House dust mite is a tiny insect that occurs in every home. You
cannot see it without a microscope. It mainly lives in bedrooms and
mattresses as part of the dust.
Many people with eczema are
allergic to house dust mite. However, in general, it is not usually
advised to do anything about house dust mite. This is because:
research studies that have looked into whether reducing house dust mite
is helpful have not been conclusive. There is some evidence that
reducing house dust mite may help but further research is really needed
to confirm this.
- It is impossible to clear house dust mite
completely from a home and it is hard work to greatly reduce their
number to a level which may be of benefit.
- Treatment with other
methods such as emollients and short courses of topical steroids usually
works well. Therefore, the effort of trying to eliminate house dust
mite is not usually warranted.
A recent guideline from the
National Institute for Health and Clinical Excellence (NICE) -
referenced at the end of this leaflet - states: "There are conflicting
data on the effectiveness of using house dust mite avoidance strategies
in the management of childhood atopic eczema. Many of the currently
suggested techniques are time-consuming and expensive for parents/carers
and it is important to establish their value."
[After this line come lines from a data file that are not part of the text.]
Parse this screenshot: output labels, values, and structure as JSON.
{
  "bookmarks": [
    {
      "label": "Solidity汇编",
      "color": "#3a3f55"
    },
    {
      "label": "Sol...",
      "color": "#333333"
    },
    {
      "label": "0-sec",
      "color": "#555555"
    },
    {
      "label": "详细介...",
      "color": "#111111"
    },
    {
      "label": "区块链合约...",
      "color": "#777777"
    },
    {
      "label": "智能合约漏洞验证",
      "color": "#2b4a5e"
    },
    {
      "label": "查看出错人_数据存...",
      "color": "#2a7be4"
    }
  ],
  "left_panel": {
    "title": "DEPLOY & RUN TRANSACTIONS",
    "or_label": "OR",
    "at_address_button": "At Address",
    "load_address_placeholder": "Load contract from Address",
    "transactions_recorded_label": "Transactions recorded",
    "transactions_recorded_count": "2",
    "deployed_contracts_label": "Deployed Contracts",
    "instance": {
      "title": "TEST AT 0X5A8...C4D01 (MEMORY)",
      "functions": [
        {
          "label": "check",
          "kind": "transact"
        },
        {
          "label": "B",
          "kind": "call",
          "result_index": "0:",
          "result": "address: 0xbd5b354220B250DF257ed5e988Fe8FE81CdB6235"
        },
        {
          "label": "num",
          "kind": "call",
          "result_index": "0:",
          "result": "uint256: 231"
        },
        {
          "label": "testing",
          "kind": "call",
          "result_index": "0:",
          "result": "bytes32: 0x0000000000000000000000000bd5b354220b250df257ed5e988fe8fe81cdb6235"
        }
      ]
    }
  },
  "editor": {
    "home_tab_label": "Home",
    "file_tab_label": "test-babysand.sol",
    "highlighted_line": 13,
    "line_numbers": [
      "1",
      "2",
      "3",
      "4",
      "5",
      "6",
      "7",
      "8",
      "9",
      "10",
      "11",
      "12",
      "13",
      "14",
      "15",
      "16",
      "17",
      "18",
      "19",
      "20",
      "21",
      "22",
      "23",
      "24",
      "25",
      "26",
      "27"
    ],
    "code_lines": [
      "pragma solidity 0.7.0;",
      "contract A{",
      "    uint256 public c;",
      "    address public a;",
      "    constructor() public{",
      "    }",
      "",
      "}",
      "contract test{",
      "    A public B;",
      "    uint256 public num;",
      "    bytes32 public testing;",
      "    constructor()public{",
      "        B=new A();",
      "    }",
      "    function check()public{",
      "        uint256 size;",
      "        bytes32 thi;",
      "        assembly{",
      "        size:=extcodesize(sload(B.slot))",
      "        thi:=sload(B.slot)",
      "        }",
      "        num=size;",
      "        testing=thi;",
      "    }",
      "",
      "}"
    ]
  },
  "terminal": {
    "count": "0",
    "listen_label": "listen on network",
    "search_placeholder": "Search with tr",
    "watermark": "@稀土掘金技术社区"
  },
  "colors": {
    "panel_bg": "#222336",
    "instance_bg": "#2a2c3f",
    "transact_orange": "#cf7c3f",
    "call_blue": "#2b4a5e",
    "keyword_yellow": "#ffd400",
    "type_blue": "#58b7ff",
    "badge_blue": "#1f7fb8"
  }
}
people with severe eczema which is difficult to control with the usual
treatments try to clear house dust mite from their home as much as
possible. Therefore, for the sake of completeness, the following gives
an idea of how to clear house dust mite. But it has to be stressed, it
is hard work, it is not usually recommended and the value of this is not
To greatly reduce the numbers of house dust mite:
- Remove carpets (where possible) from the bedroom. Avoid soft furnishing in the bedroom.
dust-tight ('mite-proof') covers for any mattress, duvet and pillow (a
good bed retailer will be able to advise). This can be left in place for
several months. The usual covers can be put on top of the special
covers but should be washed every 1-2 weeks at 60°C.
- Use feather rather than synthetic pillows (this is the opposite to what used to be thought).
- Wet-dust the bedroom furniture every 1-2 weeks. Some people advise dusting even more frequently - even daily dusting.
or clean the bedroom floor regularly. Use a vacuum cleaner with a good
filter (this removes the mite and prevents small particles coming out
through the vacuum exhaust).
- Vacuum the mattress once a week.
- Regularly ventilate the bedroom (open the door and a window for a while on most days).
soft toys to a minimum. Put them in the freezer in a plastic bag for 24
hours now and again. This kills any mites on them. If the toys are
washable, wash them at 60°C after they have been in the freezer.
to keep humidity low (for example, do not dry washing on the radiator).
An electric blanket decreases humidity in the bed which helps to keep
mite numbers down in a mattress.